More from Slamdance, the film festival “By Filmmakers, For Filmmakers” currently taking place in Park City, Utah, down the street from the more well known Sundance Film Festival.
Is Falun Gong a peaceful religion or a dangerous cult? The Chinese government would like us to believe the latter. Ask No Questions, from Jason Loftus and Eric Pedicelli, is a documentary that looks at a 2001 event of self-immolation by Falun Gong members in Tiananmen Square. The Chinese government used that event to crack down the group, and to show the world that they were not persecuting religion, but stopping a dangerous cult. However, Jason Loftus, himself a Falun Gong practitioner who has protested Chinese oppression of the group, has made this film to question what really happened that day. The result is a believable conspiracy theory that it was staged by the government. The film includes interviews with a CNN journalist who was there that day; a Chinese TV producer who was arrested for being involved in Falun Gong, sent to reeducation facilities and labor camp; and others who question what happened and how well it played into the government’s agenda. Now, years after the event, some are again questioning China’s opposition to the group. But perhaps the damage has already been done.

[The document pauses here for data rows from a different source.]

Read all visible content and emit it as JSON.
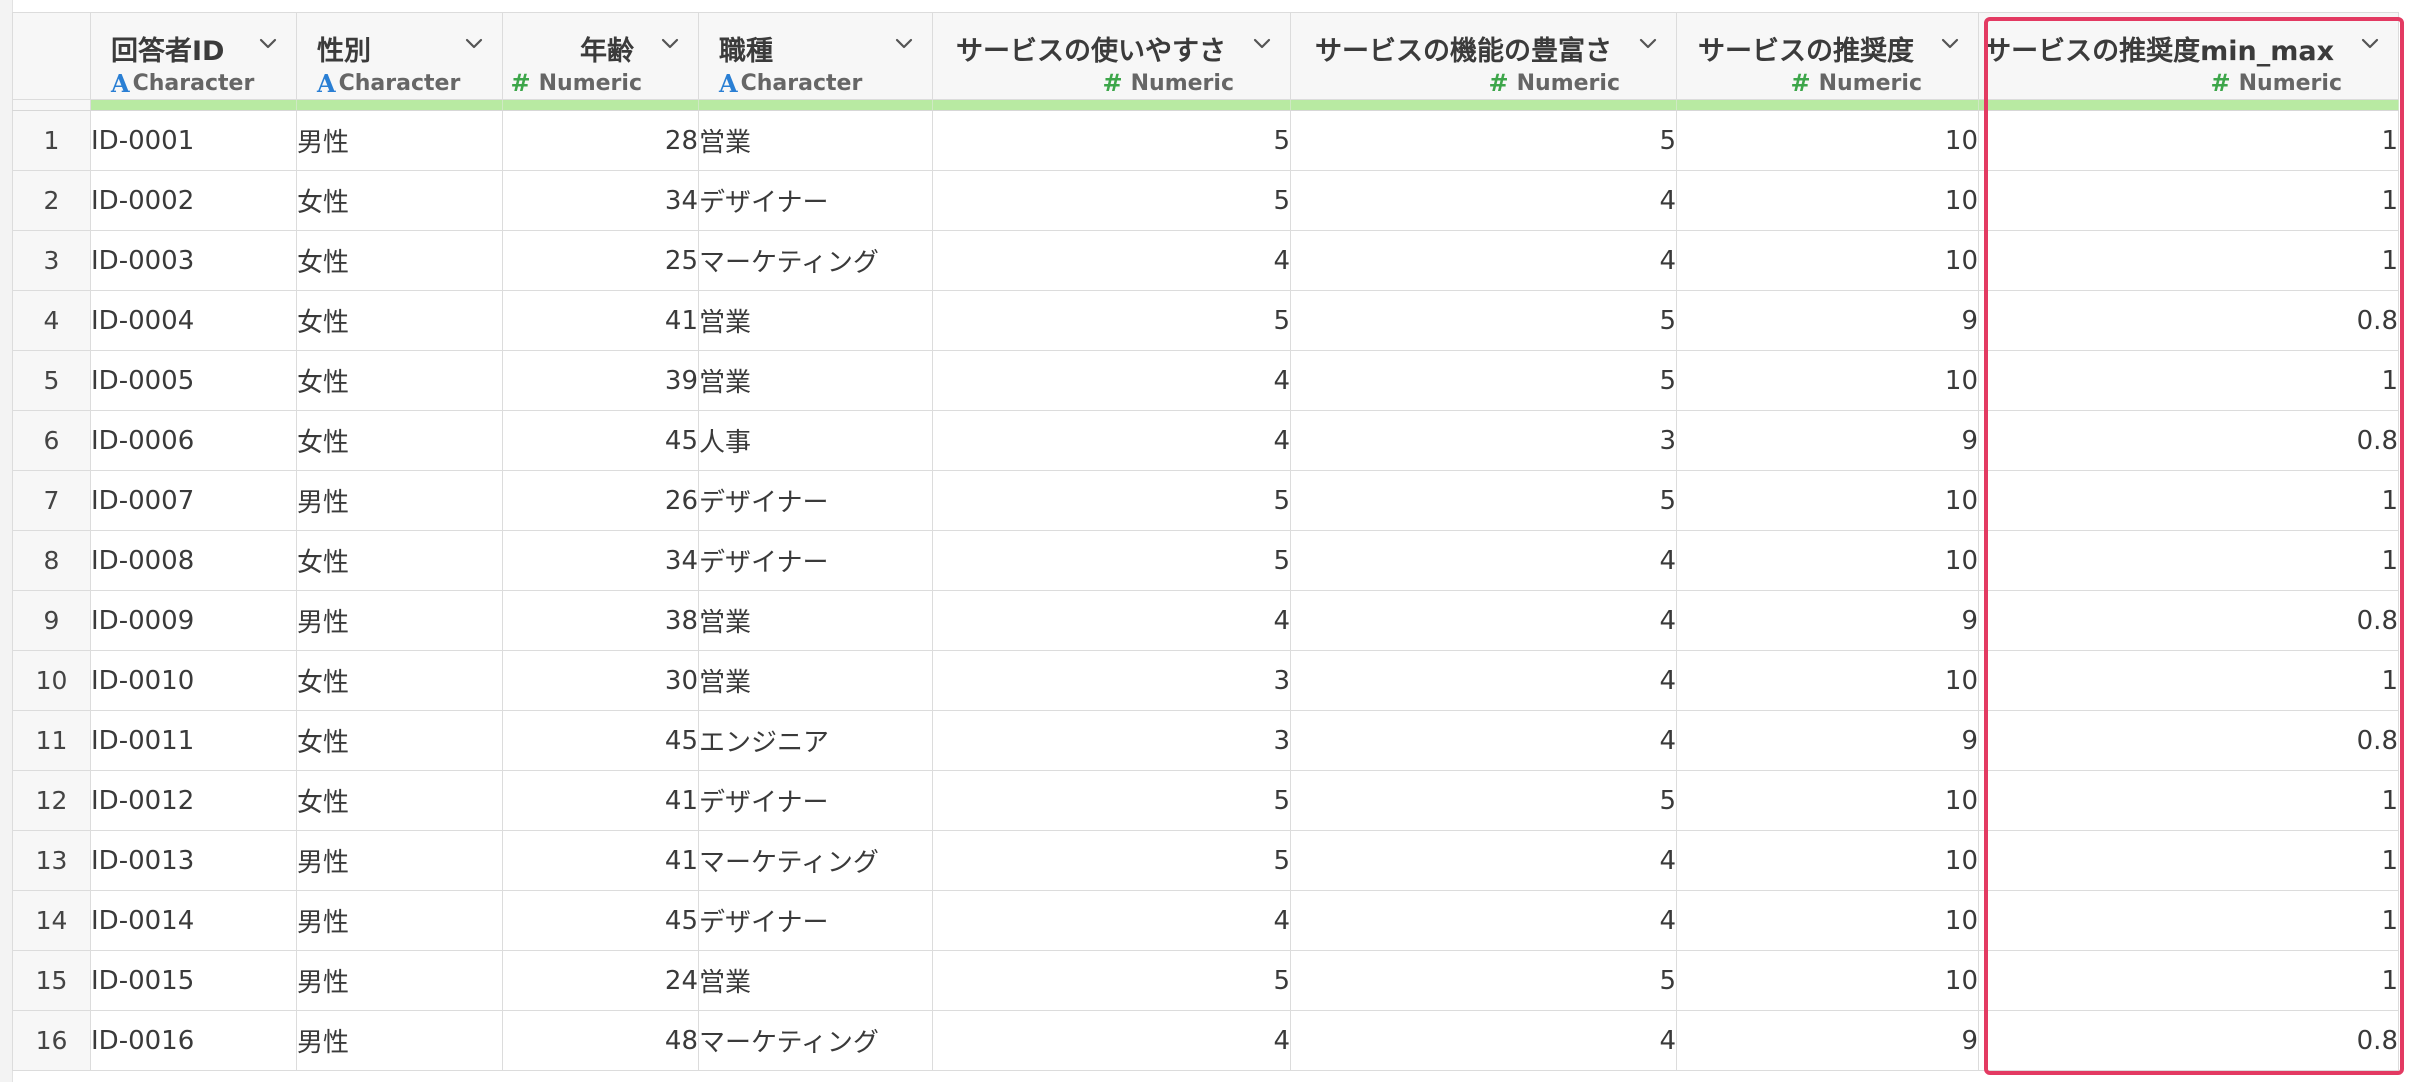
{
  "columns": [
    {
      "name": "回答者ID",
      "type": "Character",
      "align": "left"
    },
    {
      "name": "性別",
      "type": "Character",
      "align": "left"
    },
    {
      "name": "年齢",
      "type": "Numeric",
      "align": "right"
    },
    {
      "name": "職種",
      "type": "Character",
      "align": "left"
    },
    {
      "name": "サービスの使いやすさ",
      "type": "Numeric",
      "align": "right"
    },
    {
      "name": "サービスの機能の豊富さ",
      "type": "Numeric",
      "align": "right"
    },
    {
      "name": "サービスの推奨度",
      "type": "Numeric",
      "align": "right"
    },
    {
      "name": "サービスの推奨度min_max",
      "type": "Numeric",
      "align": "right"
    }
  ],
  "type_icons": {
    "Character": "A",
    "Numeric": "#"
  },
  "rows": [
    {
      "index": "1",
      "cells": [
        "ID-0001",
        "男性",
        "28",
        "営業",
        "5",
        "5",
        "10",
        "1"
      ]
    },
    {
      "index": "2",
      "cells": [
        "ID-0002",
        "女性",
        "34",
        "デザイナー",
        "5",
        "4",
        "10",
        "1"
      ]
    },
    {
      "index": "3",
      "cells": [
        "ID-0003",
        "女性",
        "25",
        "マーケティング",
        "4",
        "4",
        "10",
        "1"
      ]
    },
    {
      "index": "4",
      "cells": [
        "ID-0004",
        "女性",
        "41",
        "営業",
        "5",
        "5",
        "9",
        "0.8"
      ]
    },
    {
      "index": "5",
      "cells": [
        "ID-0005",
        "女性",
        "39",
        "営業",
        "4",
        "5",
        "10",
        "1"
      ]
    },
    {
      "index": "6",
      "cells": [
        "ID-0006",
        "女性",
        "45",
        "人事",
        "4",
        "3",
        "9",
        "0.8"
      ]
    },
    {
      "index": "7",
      "cells": [
        "ID-0007",
        "男性",
        "26",
        "デザイナー",
        "5",
        "5",
        "10",
        "1"
      ]
    },
    {
      "index": "8",
      "cells": [
        "ID-0008",
        "女性",
        "34",
        "デザイナー",
        "5",
        "4",
        "10",
        "1"
      ]
    },
    {
      "index": "9",
      "cells": [
        "ID-0009",
        "男性",
        "38",
        "営業",
        "4",
        "4",
        "9",
        "0.8"
      ]
    },
    {
      "index": "10",
      "cells": [
        "ID-0010",
        "女性",
        "30",
        "営業",
        "3",
        "4",
        "10",
        "1"
      ]
    },
    {
      "index": "11",
      "cells": [
        "ID-0011",
        "女性",
        "45",
        "エンジニア",
        "3",
        "4",
        "9",
        "0.8"
      ]
    },
    {
      "index": "12",
      "cells": [
        "ID-0012",
        "女性",
        "41",
        "デザイナー",
        "5",
        "5",
        "10",
        "1"
      ]
    },
    {
      "index": "13",
      "cells": [
        "ID-0013",
        "男性",
        "41",
        "マーケティング",
        "5",
        "4",
        "10",
        "1"
      ]
    },
    {
      "index": "14",
      "cells": [
        "ID-0014",
        "男性",
        "45",
        "デザイナー",
        "4",
        "4",
        "10",
        "1"
      ]
    },
    {
      "index": "15",
      "cells": [
        "ID-0015",
        "男性",
        "24",
        "営業",
        "5",
        "5",
        "10",
        "1"
      ]
    },
    {
      "index": "16",
      "cells": [
        "ID-0016",
        "男性",
        "48",
        "マーケティング",
        "4",
        "4",
        "9",
        "0.8"
      ]
    }
  ],
  "highlighted_column": "サービスの推奨度min_max",
  "colors": {
    "highlight_border": "#e33a62",
    "header_accent": "#b8eaa2",
    "character_icon": "#2a7fd4",
    "numeric_icon": "#3da64a"
  }
}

Tahara, directed by Olivia Peace, is a story to teen angst. Following the suicide of a Hebrew school classmate, a group of teens are at synagogue to talk about it. They are all rather out of their depth, but especially Hannah, who is shallow and self-absorbed. Her main focus is her lust for Tristan. Hannah’s best friend, Carrie, is quiet and uncomfortable. But when in the women’s lounge Hannah wants to know if she’s a good kisser, the two girls share a kiss. It means far more to Carrie than it does to Hannah. In and out of the group grief session, the two girls struggle with real and imagined feelings that may tear them apart.
Ennui seems to be the driving force for the characters in Tapeworm. Set in Winnipeg, it follows a group of loosely connected people as they suffer through their meaningless lives. There is a hypochondriac, a pathetic stand up comedian, a video game player who lives with his mother, a pair of stoners. None of them are at all interesting or call to us to empathize. Promotional comments about the film refer to it as a “cringe comedy” or an “anti-comedy”. You might think that this is an opportunity for an exploration of pathos. Nope.